Tuesday, April 01, 2008
Lenndevours on James Molesworth and the Winemaker's Quandary
Lenn Thompson on James Molesworth
I was going to write an entire column about Molesworth's recent take on the Finger Lakes and Riesling. But my friend, Lenn Thompson did it before me and better than I could have. Like him, I feel higher scores were merited. His rant is worth every second.
The Winemaker's Quandry
However, there is something here that I am very keen on.
Wrote James Molesworth: "Within New York state, the Finger Lakes has quality Riesling in the palm of its hand, but seems intent on tinkering with a hodgepodge of varieties, including reds from Cabernet Sauvignon and Pinot Noir that rarely achieve good ripeness and varietal character in upstate New York. That lack of focus keeps holding the region back."
And this is where you come to the winemaker's dilemma. In essence, Mr. Molesworth is 100% correct. If you live in Burgundy, do you make anything other than good to great Pinot Noir? Why else would you? If you planted in Champagne, why would you make anything but Champagne? Yet there are a hand full of people who grow Chardonnay, and a few other varieties in Burgundy. But as time has marched on, more and more landowners and vineyard managers have moved toward Pinot. The region has a good reputation and carries along the vintner in a rising swell of promotion, media coverage, good ratings, and ultimately sales. Burgundy is the epitome of such a region. So is Alsace or Champagne.

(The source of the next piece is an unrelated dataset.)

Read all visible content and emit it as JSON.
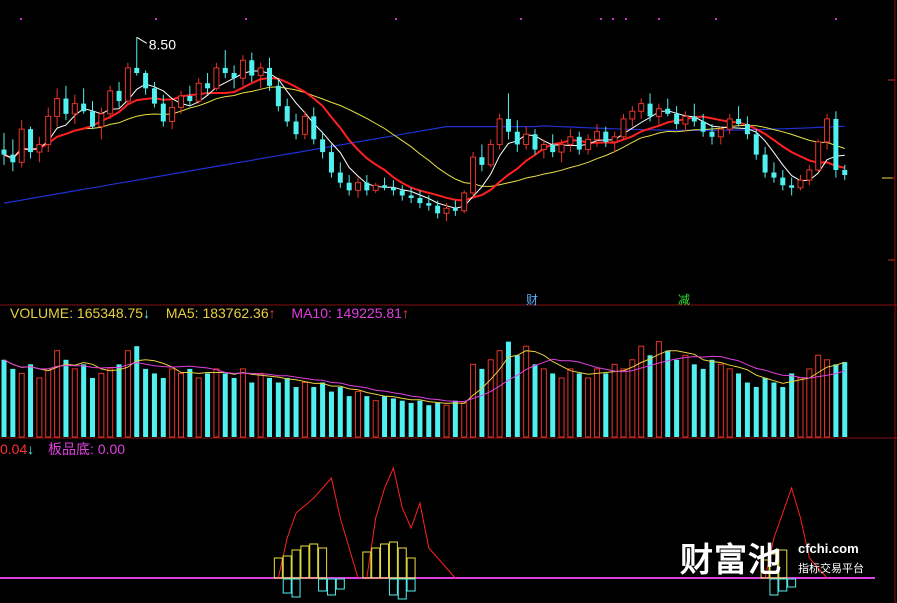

Any smart winemaker from Burgundy, Bordeaux, Alsace, Champagne, etc. would tell you the same thing. However, the big, daunting red is the Moby Dick of winemaking, and in it's shadow every winemaker is Ahab. Don't let them lie to you. If most winemakers had their druthers, they would live in Bordeaux, or Chile, or Napa, and be chasing the great big red wine like American writers want to write the Great American Novel. It looms over them like a giant mountain or a tall, good looking stranger. And in the region there are a handful of wonderful reds - some of which I just reviewed.

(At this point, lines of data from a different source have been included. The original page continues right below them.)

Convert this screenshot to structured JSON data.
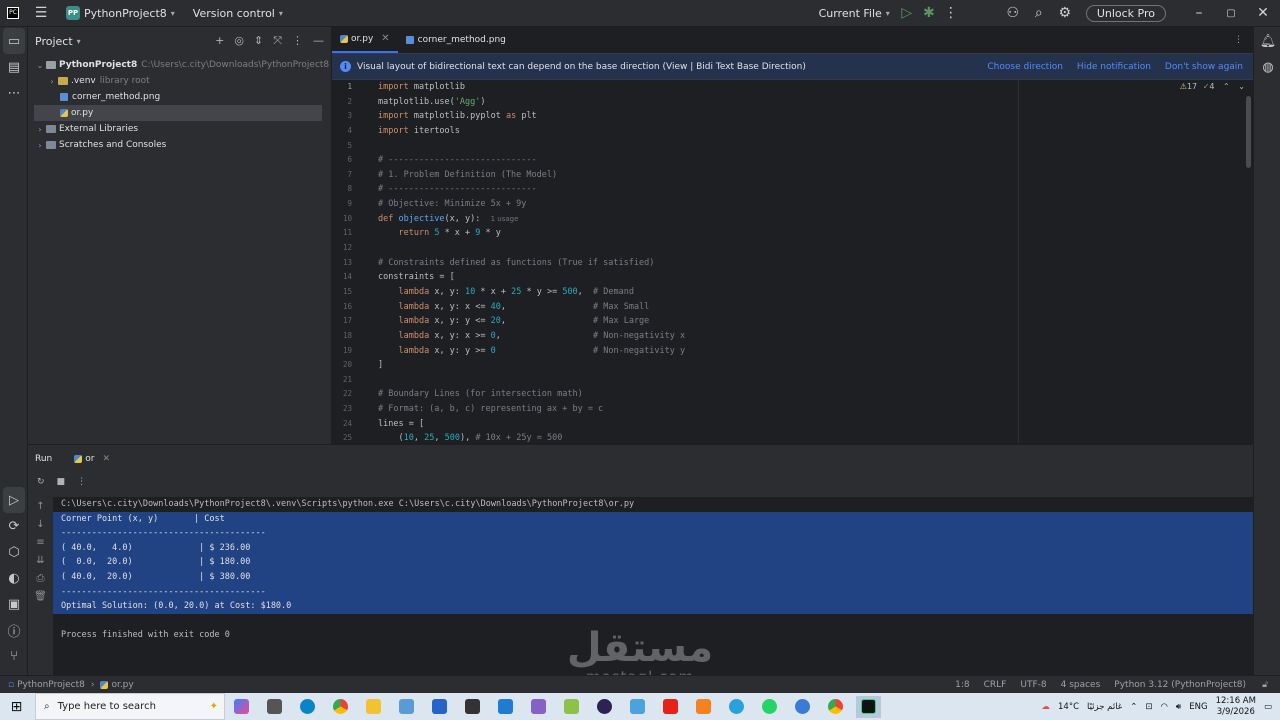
{
  "titlebar": {
    "project_badge": "PP",
    "project_name": "PythonProject8",
    "vcs": "Version control",
    "run_config": "Current File",
    "unlock": "Unlock Pro"
  },
  "project_panel": {
    "title": "Project",
    "root_name": "PythonProject8",
    "root_path": "C:\\Users\\c.city\\Downloads\\PythonProject8",
    "items": [
      {
        "label": ".venv",
        "note": "library root"
      },
      {
        "label": "corner_method.png"
      },
      {
        "label": "or.py"
      },
      {
        "label": "External Libraries"
      },
      {
        "label": "Scratches and Consoles"
      }
    ]
  },
  "editor": {
    "tabs": [
      {
        "label": "or.py"
      },
      {
        "label": "corner_method.png"
      }
    ],
    "notification": {
      "text": "Visual layout of bidirectional text can depend on the base direction (View | Bidi Text Base Direction)",
      "actions": [
        "Choose direction",
        "Hide notification",
        "Don't show again"
      ]
    },
    "inspections": {
      "warnings": "17",
      "checks": "4"
    },
    "usage_hint": "1 usage",
    "line_numbers": [
      "1",
      "2",
      "3",
      "4",
      "5",
      "6",
      "7",
      "8",
      "9",
      "10",
      "11",
      "12",
      "13",
      "14",
      "15",
      "16",
      "17",
      "18",
      "19",
      "20",
      "21",
      "22",
      "23",
      "24",
      "25"
    ],
    "code": {
      "l1": "import matplotlib",
      "l2": "matplotlib.use('Agg')",
      "l3": "import matplotlib.pyplot as plt",
      "l4": "import itertools",
      "l6": "# -----------------------------",
      "l7": "# 1. Problem Definition (The Model)",
      "l8": "# -----------------------------",
      "l9": "# Objective: Minimize 5x + 9y",
      "l10": "def objective(x, y):",
      "l11": "    return 5 * x + 9 * y",
      "l13": "# Constraints defined as functions (True if satisfied)",
      "l14": "constraints = [",
      "l15": "    lambda x, y: 10 * x + 25 * y >= 500,  # Demand",
      "l16": "    lambda x, y: x <= 40,                 # Max Small",
      "l17": "    lambda x, y: y <= 20,                 # Max Large",
      "l18": "    lambda x, y: x >= 0,                  # Non-negativity x",
      "l19": "    lambda x, y: y >= 0                   # Non-negativity y",
      "l20": "]",
      "l22": "# Boundary Lines (for intersection math)",
      "l23": "# Format: (a, b, c) representing ax + by = c",
      "l24": "lines = [",
      "l25": "    (10, 25, 500), # 10x + 25y = 500"
    }
  },
  "run_panel": {
    "title": "Run",
    "tab": "or",
    "console": [
      "C:\\Users\\c.city\\Downloads\\PythonProject8\\.venv\\Scripts\\python.exe C:\\Users\\c.city\\Downloads\\PythonProject8\\or.py",
      "Corner Point (x, y)       | Cost",
      "----------------------------------------",
      "( 40.0,   4.0)             | $ 236.00",
      "(  0.0,  20.0)             | $ 180.00",
      "( 40.0,  20.0)             | $ 380.00",
      "----------------------------------------",
      "Optimal Solution: (0.0, 20.0) at Cost: $180.0",
      "",
      "Process finished with exit code 0"
    ]
  },
  "statusbar": {
    "breadcrumb_project": "PythonProject8",
    "breadcrumb_file": "or.py",
    "position": "1:8",
    "line_sep": "CRLF",
    "encoding": "UTF-8",
    "indent": "4 spaces",
    "interpreter": "Python 3.12 (PythonProject8)"
  },
  "taskbar": {
    "search_placeholder": "Type here to search",
    "weather": "14°C",
    "weather_text": "غائم جزئيًا",
    "lang": "ENG",
    "time": "12:16 AM",
    "date": "3/9/2026"
  },
  "watermark": {
    "arabic": "مستقل",
    "latin": "mostaql.com"
  },
  "colors": {
    "accent": "#3574f0",
    "selection": "#214283",
    "keyword": "#cf8e6d",
    "string": "#6aab73",
    "number": "#2aacb8",
    "comment": "#7a7e85",
    "function": "#56a8f5"
  }
}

However, the thing that holds them back is the same thing that makes them successful. Their diversity is what supports them - their blush wines, their fruit wines, their red wines and dessert wines, keep the wine trails flowing and growing with hundreds of thousands of visitors every summer. This is the other winemaker's quandary. How can I make the wines I want to make (or should make) when I have to make a certain number of wines to keep people coming in and out of the door? Robert Mondavi didn't make all that money selling high-end Cabernet Sauvignon - he made it selling inexpensive chardonnay and white zinfandel. These wineries need to keep visitors coming. The region is destined to have its share of wineries who will sell pink blush to their visitors - because those visitors like it.

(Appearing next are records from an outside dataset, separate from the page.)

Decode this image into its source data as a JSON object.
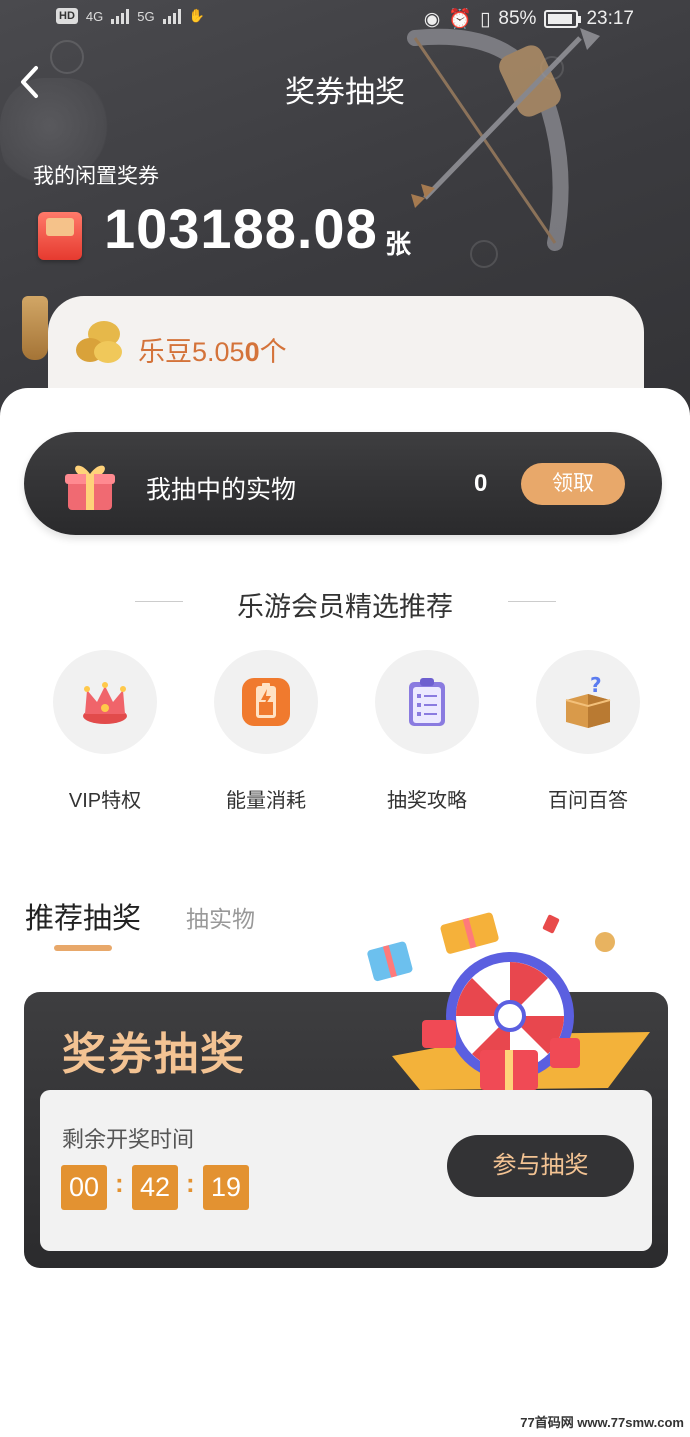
{
  "status_bar": {
    "left_tags": [
      "HD",
      "4G",
      "5G"
    ],
    "battery": "85%",
    "time": "23:17"
  },
  "header": {
    "back_icon": "chevron-left-icon",
    "title": "奖券抽奖"
  },
  "voucher": {
    "label": "我的闲置奖券",
    "amount": "103188.08",
    "unit": "张"
  },
  "ledou": {
    "prefix": "乐豆5.05",
    "bold": "0",
    "suffix": "个"
  },
  "prize_bar": {
    "label": "我抽中的实物",
    "count": "0",
    "claim_label": "领取"
  },
  "recommend": {
    "title": "乐游会员精选推荐",
    "items": [
      {
        "label": "VIP特权",
        "icon": "crown-icon"
      },
      {
        "label": "能量消耗",
        "icon": "battery-icon"
      },
      {
        "label": "抽奖攻略",
        "icon": "clipboard-icon"
      },
      {
        "label": "百问百答",
        "icon": "question-box-icon"
      }
    ]
  },
  "tabs": [
    {
      "label": "推荐抽奖",
      "active": true
    },
    {
      "label": "抽实物",
      "active": false
    }
  ],
  "lottery": {
    "title": "奖券抽奖",
    "remain_label": "剩余开奖时间",
    "hours": "00",
    "minutes": "42",
    "seconds": "19",
    "separator": ":",
    "join_label": "参与抽奖"
  },
  "watermark": "77首码网 www.77smw.com",
  "colors": {
    "accent": "#e8a86a",
    "timer": "#e39231",
    "dark": "#333335",
    "gold_text": "#f3c393"
  }
}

However, without a few higher scores from Mr. Molesworth, and all the other wine critics, the wineries cannot get the wine distributors they need to sell their products in far off markets. Thus they must rely more on blushes, etc. to support their staffs, vineyards, etc. This is the same problem plaguing many eastcoast winemakers.
THE FINGER LAKES ARE 10-20 YEARS AWAY FROM BEING ONE OF THE GREAT WINE REGIONS OF THE WORLD. If over the next 10-20 years, more and more of the vineyards start switching to Riesling (which is in great demand) - the Finger Lakes can join Napa and Sanoma as one of the great and notable wine regions of the world.
I agree with both. Lenn is right - there are at least a few wines worth of a 90 in the Finger Lakes. Or on the Island for that matter. Agree with Mr. Molesworth - the region lacks focus. It is not his job to focus the region or champion something that is not yet ready for prime time.
Greatness hates diversity. Singleness of purpose is everything. The Renaissance Man is dead. Do something focused and do it well. That is what Mr. Molesworth is telling the region - and I hate to say it - he is not wrong. In fact, he is very much correct. But he, and wine rating community (lets not lay this at poor Mr. Molesworth's feet solely - also it must be pointed out that Mr. Molesworth was not stingy in the least - he handed out many scores in the mid- to high-80s), are more a part of it than Mr. Molesworth lets on. No great region became so without a champion or two.
Who will step up? Which winemaker? Which critic?